There was a young fellow in a car accident who was thrown through the windshield into a field (no seat-belt). He then picked himself up, dusted off his jeans and walked over to the nearest house to phone the ambulance. Needless to say, he had many a laceration across his back. He may not have cried when he crashed his truck but he sure didn’t like the needle. This made me a little nervous as he was a big guy, who obviously could take a bit of pain. I didn’t want to make him too angry, but at the same time I needed to give him a little morphine to dull the pain and a little lidocaine so I could sew him up. And after debriding his back I got to sew up the many lacerations and it was glorious. It really was. I wish you could have been there to see it. I did vertical mattress, horizontal mattress, simple and continued stitches. Truly it was fantastic! Really – by the time I was done – it was a work of freaking art. Also, by the time I was done, the ER was really jumping.
This time there was a young lady who decided to code (arrest) and another young lady who had been a car accident. Both came in at the same time which suddenly made the little ER a very busy place (remember I am working in a rural hospital and there are few beds with few doctors at anyone time). I helped stabilize the young woman who had had the car accident, and then went over to the patient who had arrested to see if I could help there as well. This too was freaking awesome – kind of like that TV show ER (except it didn’t suck).
Even though I was rather enjoying myself in the ER I had to run and answer a couple of calls on the ward. There was delirious patient and the one who fell on her face on the way to the bathroom. there was the hyperkalemic patient and then another who couldn’t make up their mind whether to stay in normal sinus rhythm or to go tachy. By 4 am my high from the ER had worn off – the wards will do that, i.e. wear you down slowly.

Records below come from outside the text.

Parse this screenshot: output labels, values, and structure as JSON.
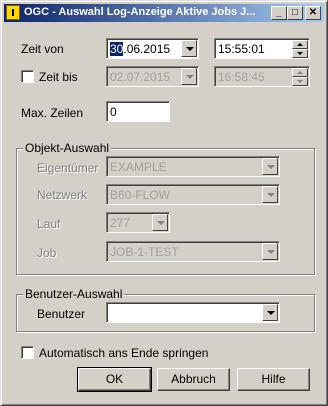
{
  "window": {
    "title": "OGC - Auswahl Log-Anzeige Aktive Jobs J...",
    "minimize_label": "_",
    "maximize_label": "□",
    "close_label": "✕"
  },
  "zeit_von": {
    "label": "Zeit von",
    "date_selected_part": "30",
    "date_rest": ".06.2015",
    "time": "15:55:01"
  },
  "zeit_bis": {
    "label": "Zeit bis",
    "date": "02.07.2015",
    "time": "16:58:45"
  },
  "max_zeilen": {
    "label": "Max. Zeilen",
    "value": "0"
  },
  "objekt_auswahl": {
    "title": "Objekt-Auswahl",
    "eigentuemer_label": "Eigentümer",
    "eigentuemer_value": "EXAMPLE",
    "netzwerk_label": "Netzwerk",
    "netzwerk_value": "B60-FLOW",
    "lauf_label": "Lauf",
    "lauf_value": "277",
    "job_label": "Job",
    "job_value": "JOB-1-TEST"
  },
  "benutzer_auswahl": {
    "title": "Benutzer-Auswahl",
    "benutzer_label": "Benutzer",
    "benutzer_value": ""
  },
  "auto_end": {
    "label": "Automatisch ans Ende springen"
  },
  "buttons": {
    "ok": "OK",
    "abbruch": "Abbruch",
    "hilfe": "Hilfe"
  }
}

By 6 am I was spent … my eyes hurt and it felt like I was moving through water when I walked…
Luckily, this was only a 26 hour shift for me and I was able to head off to bed by about 9 am. I don’t remember walking home or getting into bed – but I must have at some point. I woke several hours later – glasses on my face, scrubs still on and the afternoon sun shining through my open window. Now the countdown until the next on-call shift starts. T minus 4 days … ack!